In a way, it’s so Nan; I was introduced to her work when I was introduced to all those filmmakers. It’s a much less traditionally narrative type of storytelling. So that feels very comfortable to me. I always rely on the fact that my films do have protagonists, so they can play to larger audiences than experimental films, but my roots are still there.
The film that I made in Yemen called The Oath, one of the protagonists is Salim Ahmed Hamdan, who’s in Guantanamo Bay prison, and we never met him. I felt confident we could do that because I’m from an experimental film perspective and felt like, okay, we can have a missing protagonist in the film, we just have this voice.
Do you ever feel self-conscious that the camera either adds or breaks a layer of trust in the room, or that it takes time for you to connect with your subject because of it?
You can’t say it ever goes away; it’s always there, it’s a presence. My feeling about it, usually filming in situations, is that there’s a lot at stake, and that’s one of the reasons why the camera’s invited – because there’s so much at stake. But it’s always a factor in the room, and when Edward Snowden talks about being in Hong Kong [in Citizenfour], I went into the room and took out the camera, partly as a defence because I was so freaked out and nervous. It was like okay, I have to do this. When people take extreme risks, there’s a possibility that it could be erased, so documenting them is important. I am very careful that I film people that I really feel have the agency to consent.
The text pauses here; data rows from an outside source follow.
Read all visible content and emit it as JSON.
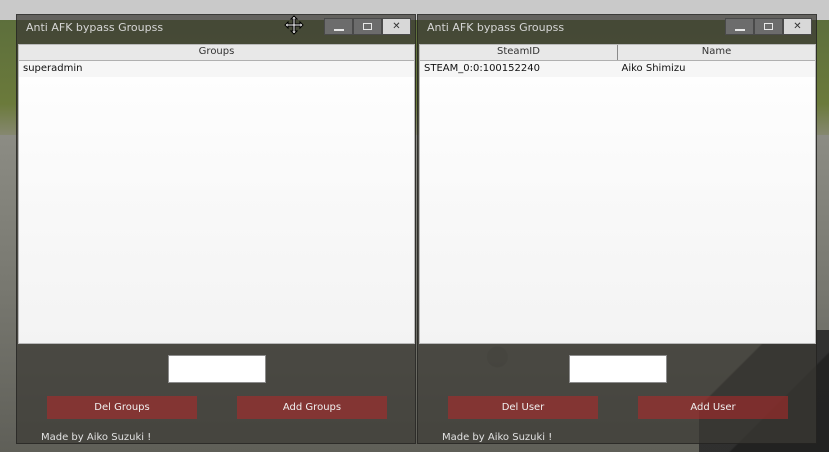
{
  "left_window": {
    "title": "Anti AFK bypass Groupss",
    "columns": [
      "Groups"
    ],
    "rows": [
      [
        "superadmin"
      ]
    ],
    "input_value": "",
    "buttons": {
      "left": "Del Groups",
      "right": "Add Groups"
    },
    "footer": "Made by Aiko Suzuki !"
  },
  "right_window": {
    "title": "Anti AFK bypass Groupss",
    "columns": [
      "SteamID",
      "Name"
    ],
    "rows": [
      [
        "STEAM_0:0:100152240",
        "Aiko Shimizu"
      ]
    ],
    "input_value": "",
    "buttons": {
      "left": "Del User",
      "right": "Add User"
    },
    "footer": "Made by Aiko Suzuki !"
  },
  "window_controls": {
    "minimize": "minimize-icon",
    "maximize": "maximize-icon",
    "close": "close-icon"
  },
  "cursor_icon": "move-cursor-icon"
}
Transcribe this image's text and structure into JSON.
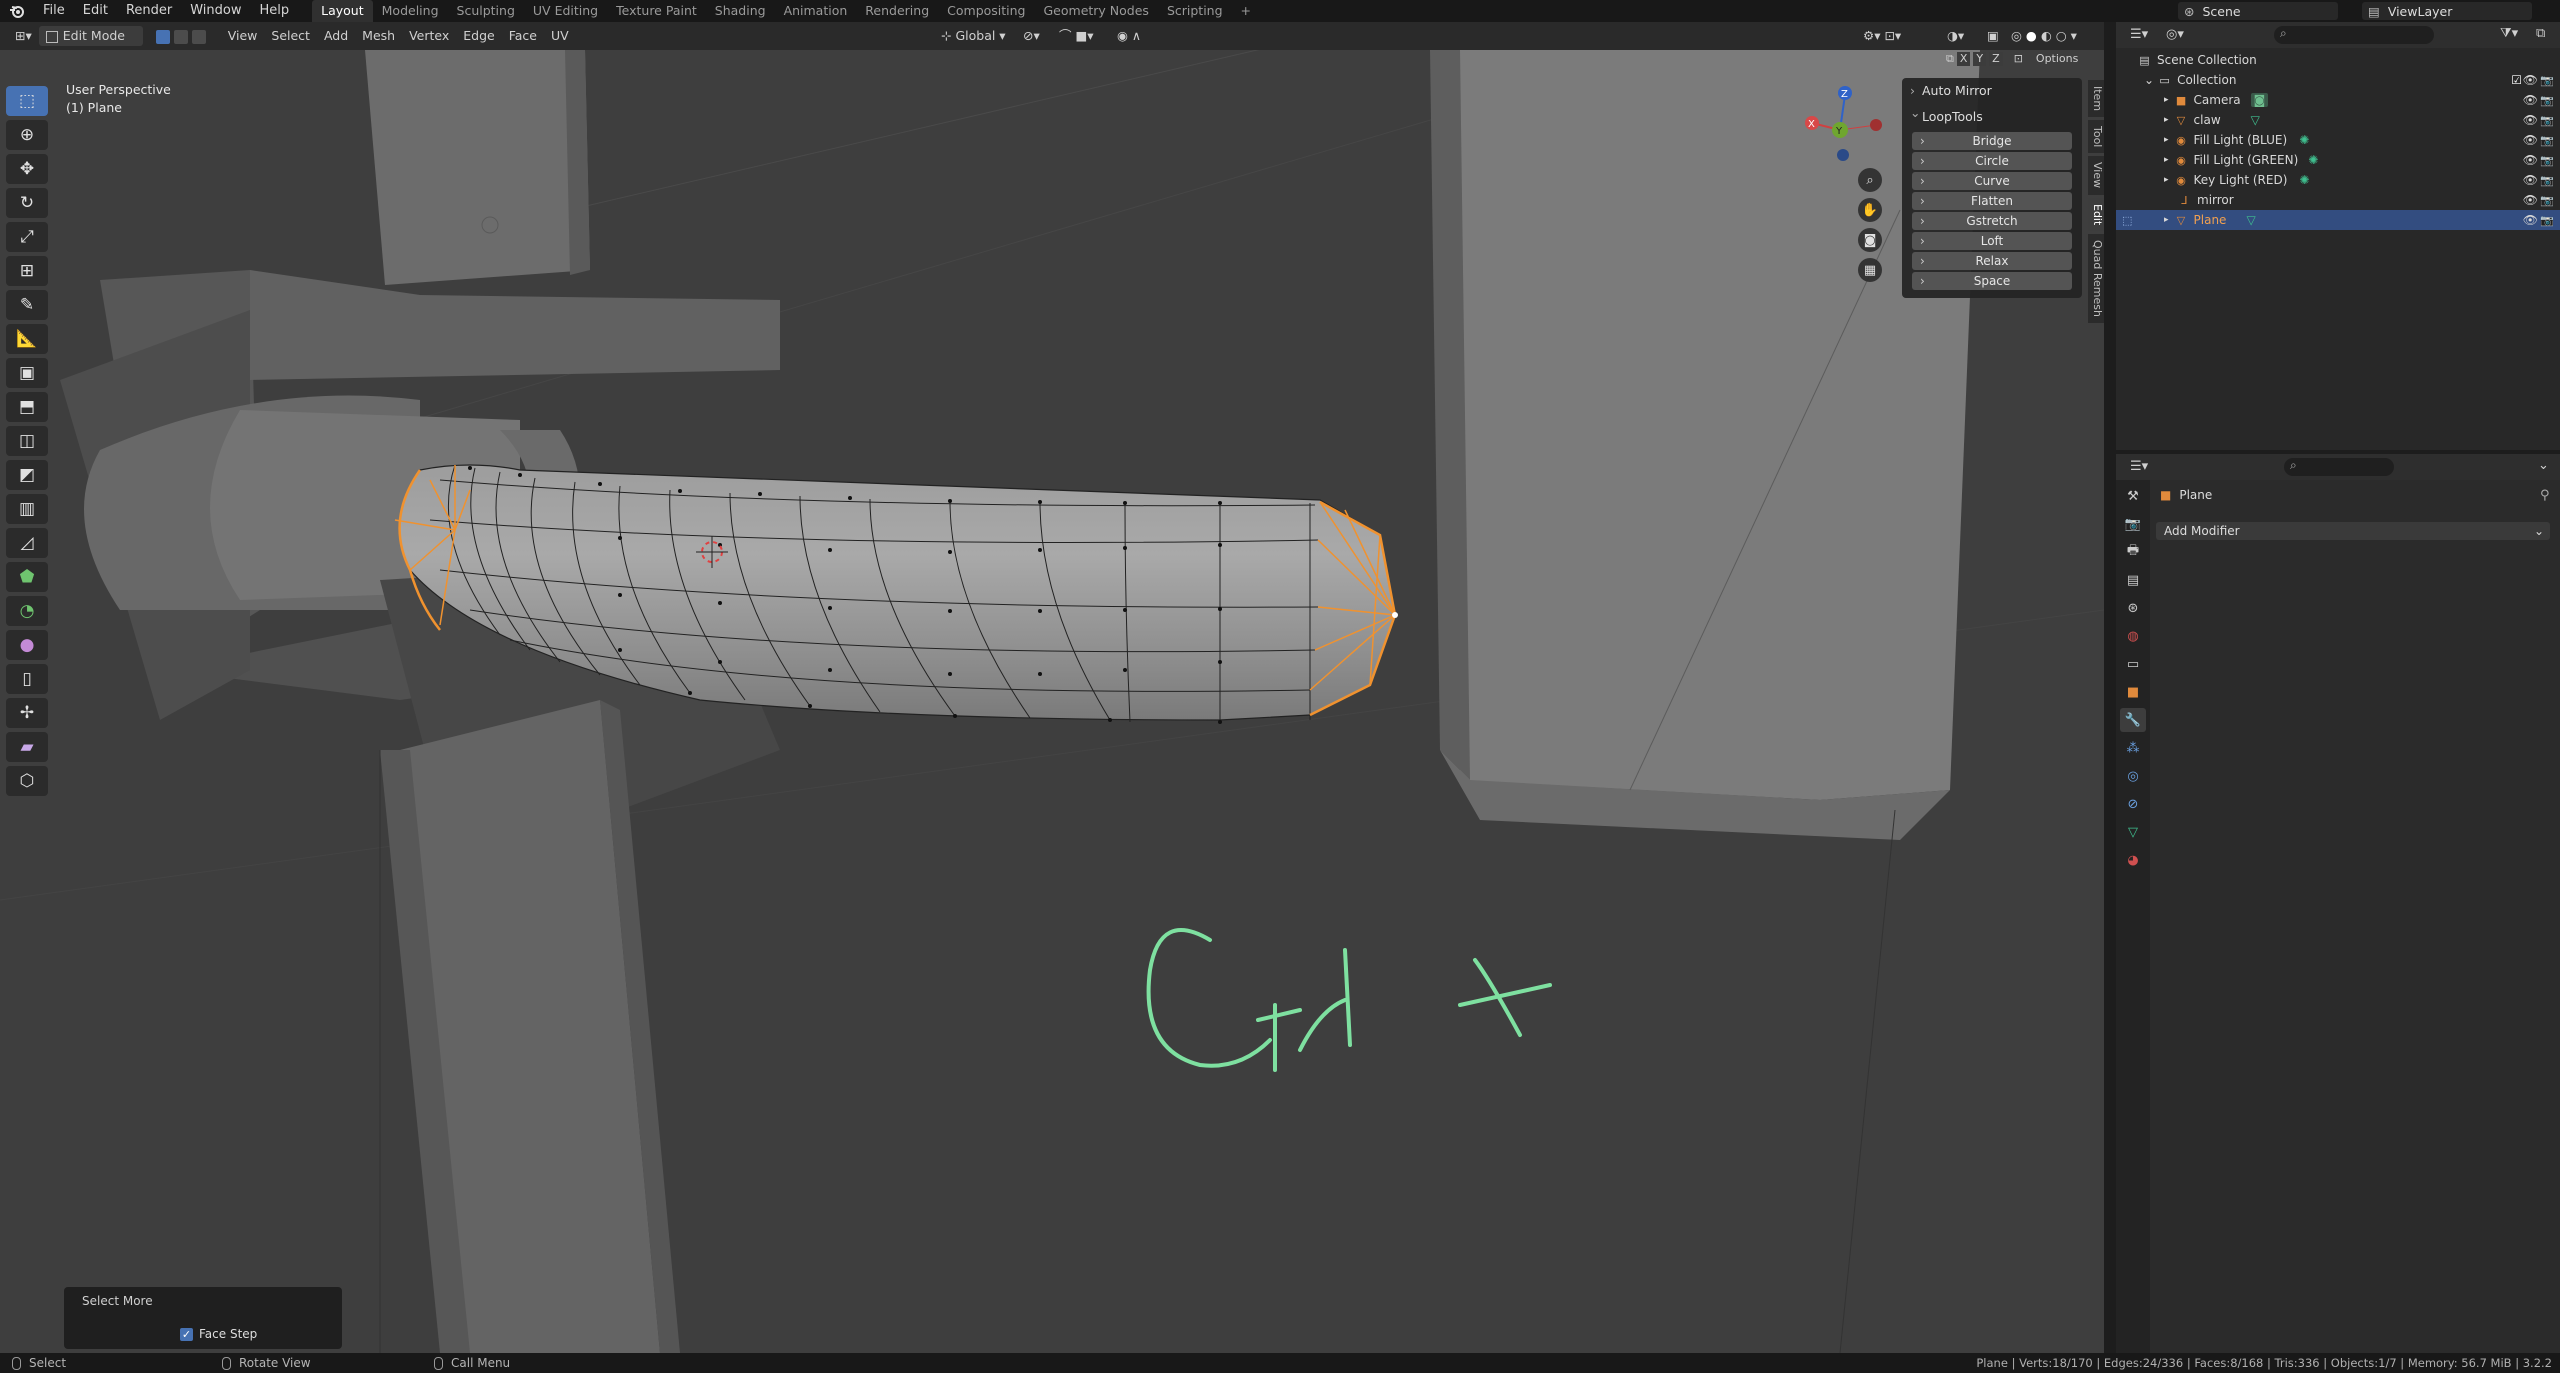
{
  "menu": {
    "items": [
      "File",
      "Edit",
      "Render",
      "Window",
      "Help"
    ],
    "workspaces": [
      "Layout",
      "Modeling",
      "Sculpting",
      "UV Editing",
      "Texture Paint",
      "Shading",
      "Animation",
      "Rendering",
      "Compositing",
      "Geometry Nodes",
      "Scripting"
    ],
    "active_workspace": "Layout",
    "add_tab": "+",
    "scene": "Scene",
    "view_layer": "ViewLayer"
  },
  "viewport_header": {
    "mode": "Edit Mode",
    "menus": [
      "View",
      "Select",
      "Add",
      "Mesh",
      "Vertex",
      "Edge",
      "Face",
      "UV"
    ],
    "transform_orientation": "Global",
    "options": "Options",
    "mirror_axes": [
      "X",
      "Y",
      "Z"
    ]
  },
  "viewport": {
    "view_name": "User Perspective",
    "object_name": "(1) Plane",
    "annotation": "Ctrl +",
    "gizmo_axes": [
      "X",
      "Y",
      "Z"
    ]
  },
  "npanel": {
    "auto_mirror": "Auto Mirror",
    "looptools": "LoopTools",
    "buttons": [
      "Bridge",
      "Circle",
      "Curve",
      "Flatten",
      "Gstretch",
      "Loft",
      "Relax",
      "Space"
    ],
    "tabs": [
      "Item",
      "Tool",
      "View",
      "Edit",
      "Quad Remesh"
    ]
  },
  "redo_panel": {
    "title": "Select More",
    "face_step": "Face Step"
  },
  "statusbar": {
    "select": "Select",
    "rotate": "Rotate View",
    "call_menu": "Call Menu",
    "stats": "Plane | Verts:18/170 | Edges:24/336 | Faces:8/168 | Tris:336 | Objects:1/7 | Memory: 56.7 MiB | 3.2.2"
  },
  "outliner": {
    "root": "Scene Collection",
    "collection": "Collection",
    "items": [
      {
        "name": "Camera",
        "icon": "camera-icon",
        "color": "#e08a3c"
      },
      {
        "name": "claw",
        "icon": "mesh-icon",
        "color": "#e08a3c"
      },
      {
        "name": "Fill Light (BLUE)",
        "icon": "light-icon",
        "color": "#e08a3c"
      },
      {
        "name": "Fill Light (GREEN)",
        "icon": "light-icon",
        "color": "#e08a3c"
      },
      {
        "name": "Key Light (RED)",
        "icon": "light-icon",
        "color": "#e08a3c"
      },
      {
        "name": "mirror",
        "icon": "empty-icon",
        "color": "#e08a3c"
      },
      {
        "name": "Plane",
        "icon": "mesh-icon",
        "color": "#e08a3c"
      }
    ],
    "selected": "Plane"
  },
  "properties": {
    "object": "Plane",
    "add_modifier": "Add Modifier"
  },
  "colors": {
    "accent": "#4772b3",
    "selection": "#e8903a",
    "annotation": "#7ee0a0"
  }
}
In terms of the Sacklers, who own the pharmaceutical companies that manufactured the OxyContin, can one hope for indictment or accountability now?
This brutal society denies people suffering.
I really hope that they’re indicted on criminal charges. Particularly Richard Sackler. Because it’s a terrible precedent not to.
The Sacklers knew – documents show they knew what was happening, and they just kept pushing and pushing this drug to make more money. Right now, there’s this bankruptcy deal that is still under appeal, but the Sacklers themselves didn’t have to file for bankruptcy. They took all the money out of the company, and then they put it all overseas. I really do hope that they’re indicted. I don’t know if that’s going to happen.
I also think that the CIA employees who tortured people should be indicted. I think the US is pretty bad at dealing with accountability to gross abuses of power. It’s really, really dark. The Justice Department could – that’s the thing, they could. I mean, Richard Sackler is alive. There’s mountains of evidence. Dope Sick [2021 mini-series based on a book by Beth Macy] is really powerful. And Patrick Radden Keefe’s book Empire of Pain. And yet they go free and get away with it. It’s like Nan says, “a billionaire justice system in the US”. They have armies of lawyers and the Sacklers were paying lawyers $30 million a month.
Are films mirrors of our time or should they be used for more than that?
I think that there’s a lot of people who are building powerful impact campaigns around film. So I do think that there are more films that can themselves shift something in terms of people’s understanding, awareness or consciousness.
- All The Beauty And The Bloodshed is out in Germany on May 25